Gadhafi was killed in his native town by rebel troops. After several months of bloody struggle, devastation, and material and human losses, the former Libyan leader was finished off. He who for more than four decades governed that African country died at the hands of his own people.
As the leader of the so-called “Green Revolution,” he had carried out an entire series of economic, social and political reforms.
Those in these first two areas truly contributed to the improvement of the quality of life of the Libyan people, keeping in mind that we’re speaking about a nation that has valuable natural resources. The economic reforms and social legislation seemed sufficient to keep Libya advancing at a steady pace.
However the political aspect is always the Achilles heel in those countries where a sole and plenipotentiary power is established in one person and ultimately leads to dictatorship.
The opponents of Gadhafi didn’t want him at the head of the power any longer; therefore they began the uprising in which everything unfortunately ended in armed NATO intervention.
The major powers saw the Libyan conflict as nothing more than an excellent opportunity in which their intervention would have concrete rewards.
From the very first bombings until the new government’s installation and a little after, each day of encirclement and siege laid against the town where the ruler was hiding, in addition to the injuries and deaths of thousands of civilians, will be recorded in history as another of the great acts of genocide.
The sad thing is that all of this could have been avoided had it not been for the obstinate position of the hierarchy attempting to cling to power. Still, even if the crisis hadn’t reached the point that it did, perhaps the NATO invasion would have happened anyway given the desperate situation of the developed nations in the middle of a world economic crisis.
But the ground fighting would not have been between Libyans. The people would have risen up in arms to defend their nation against enemy aggression.
The cause would have then been noble: patriots offering their lives for their homeland, not political powers.

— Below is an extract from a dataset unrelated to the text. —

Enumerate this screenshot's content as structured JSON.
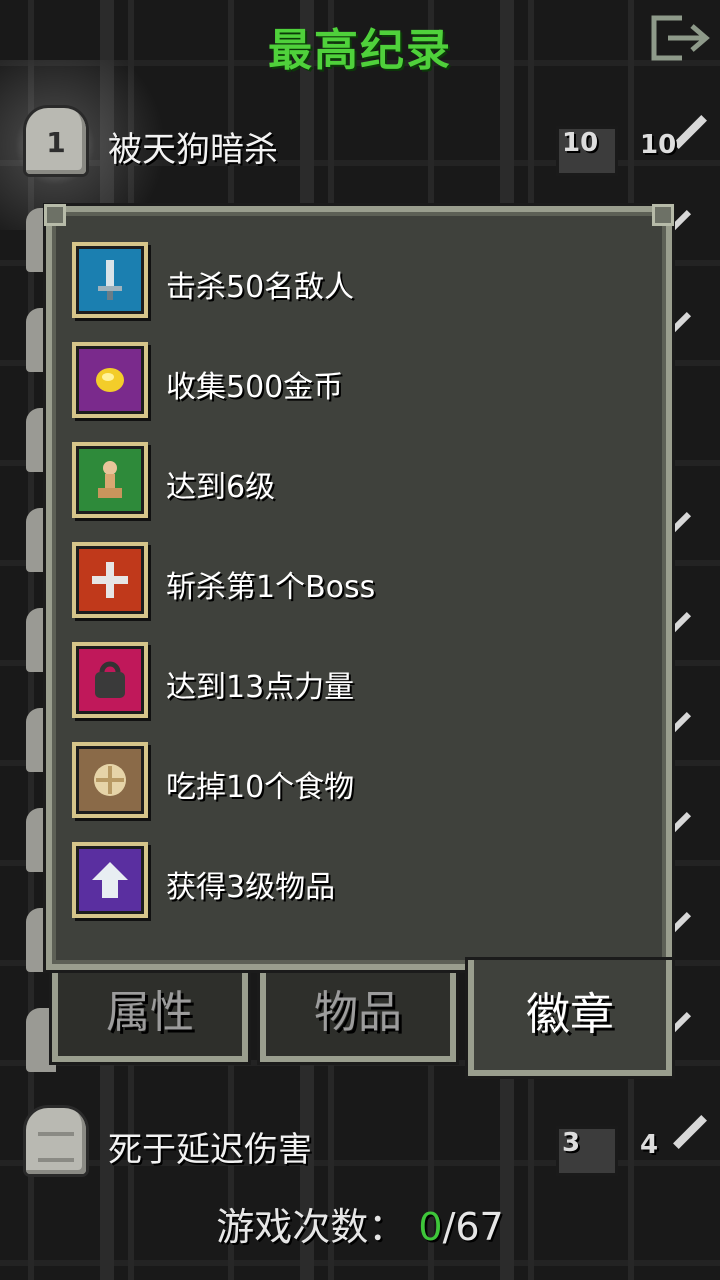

Today a dictator was overthrown leaving a devastated country and a wounded nation. Four decades after the green of the Libyan Revolution, it has taken on a shade of red.